A doula is a trained volunteer that provides continuous, one-on-one physical, emotional, and informational support to a woman during labor and birth. She provides no medical or nursing care. Since she doesn’t have these responsibilities, or other patients to attend to, she can give her complete attention to being by a woman’s side for the entire length of her labor. Doula care is known to decrease the length of labor, the need for pain medication and reduce the rate of episiotomy and C-section deliveries. You may hire a private doula, who may offer additional services (prenatal visits, after-delivery visits at home) or you may request a doula from our Hearts and Hands Volunteer Doula Program. Ask your doctor or midwife for more information.
You may have as many as you want, as long as your care is not compromised.
Your plan of care will be specifically modeled to your unique situation. If you are healthy and are having a normal spontaneous labor, you will most likely be encouraged to eat small amounts of high-energy food and drink lots of liquids. In such cases, we usually encourage you to listen to your body. If you are being induced, however, or if there is any concern that you may have to have a cesarean section, you may be limited to ice chips. In some cases, it is recommended that nothing be consumed by mouth during labor.

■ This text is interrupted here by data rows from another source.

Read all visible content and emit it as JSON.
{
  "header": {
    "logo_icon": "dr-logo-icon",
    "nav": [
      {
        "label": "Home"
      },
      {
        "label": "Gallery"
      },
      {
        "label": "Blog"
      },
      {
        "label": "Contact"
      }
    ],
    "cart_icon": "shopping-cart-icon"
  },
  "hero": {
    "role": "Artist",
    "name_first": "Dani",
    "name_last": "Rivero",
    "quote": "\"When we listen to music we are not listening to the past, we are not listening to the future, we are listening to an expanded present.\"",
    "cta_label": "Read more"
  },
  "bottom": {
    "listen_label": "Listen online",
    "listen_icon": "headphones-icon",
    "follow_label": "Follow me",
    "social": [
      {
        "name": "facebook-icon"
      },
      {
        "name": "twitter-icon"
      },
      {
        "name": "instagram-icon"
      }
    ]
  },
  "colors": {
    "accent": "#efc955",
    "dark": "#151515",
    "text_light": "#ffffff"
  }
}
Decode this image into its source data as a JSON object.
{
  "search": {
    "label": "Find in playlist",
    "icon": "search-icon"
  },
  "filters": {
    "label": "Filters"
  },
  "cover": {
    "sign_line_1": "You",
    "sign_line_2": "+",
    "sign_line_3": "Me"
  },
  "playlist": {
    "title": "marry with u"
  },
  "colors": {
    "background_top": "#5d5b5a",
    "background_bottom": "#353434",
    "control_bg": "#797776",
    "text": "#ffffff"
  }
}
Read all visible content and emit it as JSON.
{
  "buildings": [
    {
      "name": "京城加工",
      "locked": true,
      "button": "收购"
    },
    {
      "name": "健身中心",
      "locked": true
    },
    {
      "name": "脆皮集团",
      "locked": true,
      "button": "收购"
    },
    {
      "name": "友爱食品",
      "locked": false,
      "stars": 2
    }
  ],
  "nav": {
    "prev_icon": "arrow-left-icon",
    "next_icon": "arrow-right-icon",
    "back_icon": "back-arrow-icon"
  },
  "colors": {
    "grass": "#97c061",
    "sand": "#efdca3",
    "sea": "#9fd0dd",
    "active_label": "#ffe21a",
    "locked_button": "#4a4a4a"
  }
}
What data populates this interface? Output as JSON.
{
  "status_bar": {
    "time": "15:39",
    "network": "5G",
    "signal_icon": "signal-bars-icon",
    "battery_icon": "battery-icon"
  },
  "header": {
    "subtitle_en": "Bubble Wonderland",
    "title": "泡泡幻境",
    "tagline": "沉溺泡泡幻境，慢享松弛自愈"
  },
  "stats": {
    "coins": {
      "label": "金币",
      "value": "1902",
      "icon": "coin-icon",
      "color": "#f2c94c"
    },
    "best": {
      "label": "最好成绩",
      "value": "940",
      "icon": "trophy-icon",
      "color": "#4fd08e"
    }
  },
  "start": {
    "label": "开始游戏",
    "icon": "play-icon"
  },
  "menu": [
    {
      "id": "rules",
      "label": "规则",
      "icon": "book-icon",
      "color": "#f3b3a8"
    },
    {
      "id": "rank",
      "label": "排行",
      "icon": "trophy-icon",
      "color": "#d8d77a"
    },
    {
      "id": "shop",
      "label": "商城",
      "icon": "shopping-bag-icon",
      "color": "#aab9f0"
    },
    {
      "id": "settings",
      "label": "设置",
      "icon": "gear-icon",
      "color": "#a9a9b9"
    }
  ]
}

Sometimes, if labor has not begun on its own, doctors use certain medicines to make a woman’s labor start so she can deliver her baby vaginally. This is known as “labor induction.”
The most common reason for inducing labor is that a pregnancy has gone two weeks or more past the due date. When this happens, the baby may start to get too big and it may not be able to get enough food from inside your body. Your doctor may also recommend induction if:
- You have high blood pressure or diabetes
- Your water breaks, but you aren’t having contractions
- You have an infection in your uterus
- There isn’t enough amniotic fluid around your baby
There are several ways to induce labor. Toward the end of pregnancy, the cervix, which is the opening to the uterus (or womb), begins to soften and may even open up a little. If your doctor doesn’t see these changes happening, he or she may administer a medication in your vagina near your cervix to help your cervix start to soften and open up.
Your doctor may also break your water by using a finger to separate your cervix from the membranes (tissues) that surround your baby’s head. This often makes labor start. Your doctor will watch you closely and, when you’re ready, will give you a medicine called oxytocin that will start your contractions and help them to become stronger and to come at regular intervals.
Sometimes it can take two or three days to induce labor, but it usually takes less time. It may take more time if you’re being induced really early or if it’s your first baby. Because medications that induce labor can produce very strong contractions and might upset your stomach, it’s recommended that you do not eat very much before coming to the hospital. Be sure to tell your doctor if you need help with the pain. In most cases, labor induction goes well and you can deliver your baby vaginally.
All our postpartum nurses have been trained by our lactation consultants. If you need further assistance with breastfeeding, one of our lactation consultants will be happy to provide assistance in the privacy of your own room. See Lactation Service for more information.
You will normally stay two nights if you have a vaginal delivery, and four nights if you have a cesarean section. See more information about discharge times in Postpartum Care.
There are no specific designated visiting hours in the Labor & Delivery Unit, so you may have visitors at any time. See more more information about visitors in Postpartum Care.
Yes, all postpartum rooms have wireless Internet access.
Ask your doctor or health care provider about this in advance, but typically, you do not need to bring any of your own medications or supplements to the hospital.
Pregnancy & Childbirth FAQs